At 29,029 feet, or 8,840 meters above sea level, Mount Everest is the highest and most prominent mountain on earth based on measurement to sea level. Almost 300 people have died trying to climb Mount Everest. Four of these deaths took place this season.
Less than 5,000 people have managed to summit Everest since Edmund Hilary made history by becoming the first person to do so in 1953.
Born in Zambia, with a Rwandan bloodline and now a South African, Khumalo achieved her goal of becoming the first black woman from Africa to summit Mount Everest after four attempts.
On social media, Saray Khumalo was trending at number one with congratulatory messages streaming in from many prominent and ordinary individuals.
Khumalo had to be rescued from Mount Everest by helicopter during her previous attempt to summit in 2017 after she was injured during inclement weather.
After being on Everest during both the Serac fall in 2014 and the earthquake in 2015, she reached the south summit in 2017.
Through pure perseverance, grit and courage she decided to return to Mount Everest in 2019. During this expedition, she supported the Dr Thandi Ndlovu Foundation.
In 2012, Saray summitted Mt Kilimanjaro and in the process raised funds for the Lunchbox Fund.
Her mountaineering passion took hold and she embarked on a journey to climb the highest peak on each continent, not for herself but for the education of African children.
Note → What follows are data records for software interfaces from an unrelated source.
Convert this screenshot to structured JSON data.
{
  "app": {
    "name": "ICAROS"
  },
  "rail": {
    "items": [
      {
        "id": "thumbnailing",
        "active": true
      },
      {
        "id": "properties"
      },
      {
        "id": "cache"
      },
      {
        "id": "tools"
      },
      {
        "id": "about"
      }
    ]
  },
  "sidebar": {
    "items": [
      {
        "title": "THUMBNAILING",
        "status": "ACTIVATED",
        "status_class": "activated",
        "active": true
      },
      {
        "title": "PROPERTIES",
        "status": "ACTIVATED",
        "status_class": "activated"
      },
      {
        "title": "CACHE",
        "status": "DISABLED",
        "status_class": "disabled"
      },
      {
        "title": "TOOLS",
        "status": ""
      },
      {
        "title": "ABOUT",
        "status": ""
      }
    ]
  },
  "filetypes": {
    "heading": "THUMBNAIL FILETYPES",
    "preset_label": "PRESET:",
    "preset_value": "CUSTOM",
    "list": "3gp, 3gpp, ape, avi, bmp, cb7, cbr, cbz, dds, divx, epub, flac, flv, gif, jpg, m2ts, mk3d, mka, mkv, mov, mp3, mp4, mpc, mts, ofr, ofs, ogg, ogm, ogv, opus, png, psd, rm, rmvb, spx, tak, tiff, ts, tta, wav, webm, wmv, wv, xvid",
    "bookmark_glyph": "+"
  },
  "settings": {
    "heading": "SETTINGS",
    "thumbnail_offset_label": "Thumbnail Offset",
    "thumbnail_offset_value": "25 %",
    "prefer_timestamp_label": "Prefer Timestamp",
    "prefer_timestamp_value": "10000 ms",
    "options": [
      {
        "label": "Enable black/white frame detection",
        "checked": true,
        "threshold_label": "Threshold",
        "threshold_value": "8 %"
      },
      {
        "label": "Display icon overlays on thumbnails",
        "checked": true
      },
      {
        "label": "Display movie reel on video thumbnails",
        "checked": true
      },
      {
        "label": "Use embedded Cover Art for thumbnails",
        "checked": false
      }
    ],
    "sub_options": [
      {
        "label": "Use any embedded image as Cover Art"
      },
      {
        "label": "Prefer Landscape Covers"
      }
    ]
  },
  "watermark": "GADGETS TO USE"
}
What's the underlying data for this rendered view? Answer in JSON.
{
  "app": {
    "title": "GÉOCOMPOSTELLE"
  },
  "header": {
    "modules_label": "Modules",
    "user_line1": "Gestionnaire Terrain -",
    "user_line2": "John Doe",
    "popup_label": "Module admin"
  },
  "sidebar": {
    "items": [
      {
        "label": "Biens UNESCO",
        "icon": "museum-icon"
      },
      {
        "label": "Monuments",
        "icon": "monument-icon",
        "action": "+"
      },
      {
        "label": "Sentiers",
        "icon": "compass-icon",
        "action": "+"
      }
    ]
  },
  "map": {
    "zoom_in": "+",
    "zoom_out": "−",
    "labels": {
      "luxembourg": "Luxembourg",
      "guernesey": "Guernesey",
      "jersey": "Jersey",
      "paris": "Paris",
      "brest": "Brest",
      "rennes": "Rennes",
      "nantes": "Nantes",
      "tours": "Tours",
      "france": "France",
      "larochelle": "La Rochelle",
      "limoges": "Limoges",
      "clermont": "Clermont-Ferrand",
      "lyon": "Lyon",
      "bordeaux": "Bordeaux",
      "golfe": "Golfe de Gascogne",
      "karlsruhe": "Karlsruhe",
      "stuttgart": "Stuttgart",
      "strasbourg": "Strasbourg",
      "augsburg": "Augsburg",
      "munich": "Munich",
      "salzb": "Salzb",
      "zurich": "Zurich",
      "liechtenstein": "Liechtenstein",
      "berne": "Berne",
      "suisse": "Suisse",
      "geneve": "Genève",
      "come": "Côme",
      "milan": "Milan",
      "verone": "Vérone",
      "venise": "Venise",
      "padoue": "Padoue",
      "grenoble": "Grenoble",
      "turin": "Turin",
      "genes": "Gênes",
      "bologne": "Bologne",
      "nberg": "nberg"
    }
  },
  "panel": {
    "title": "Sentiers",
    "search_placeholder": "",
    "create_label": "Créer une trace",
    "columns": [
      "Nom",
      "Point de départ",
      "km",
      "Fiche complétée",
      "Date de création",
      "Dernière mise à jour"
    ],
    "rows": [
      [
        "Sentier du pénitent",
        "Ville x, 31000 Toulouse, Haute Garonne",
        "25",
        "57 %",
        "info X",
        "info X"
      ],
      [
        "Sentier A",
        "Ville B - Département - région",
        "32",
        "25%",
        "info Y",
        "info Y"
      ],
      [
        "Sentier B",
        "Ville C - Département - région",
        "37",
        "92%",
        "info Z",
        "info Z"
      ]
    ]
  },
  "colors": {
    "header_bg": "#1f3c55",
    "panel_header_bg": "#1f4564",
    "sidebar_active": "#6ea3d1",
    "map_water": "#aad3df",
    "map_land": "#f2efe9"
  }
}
She summitted Mt Elbrus in 2014 and Mt Aconcagua in 2015.
Khumalo became a Nelson Mandela Libraries ambassador and raised nearly R1 million for school libraries.
She is also the founder of 7 Summits with a purpose, an initiative that raises money for underprivileged schools through her climbing.
“My dream is to go higher and go further for as long as I breathe. To pave a way for my children and other ordinary people, so we may realise and accept that ordinary people like us can achieve extraordinary heights,” she says on the initiative’s website.
“To not think too much about the difficulties on the way but keep focused on the end goal and to take their hand, motivate them to realise that they too may dream the impossible dream.”
(Compiled by Daniel Friedman. Additional reporting, ANA)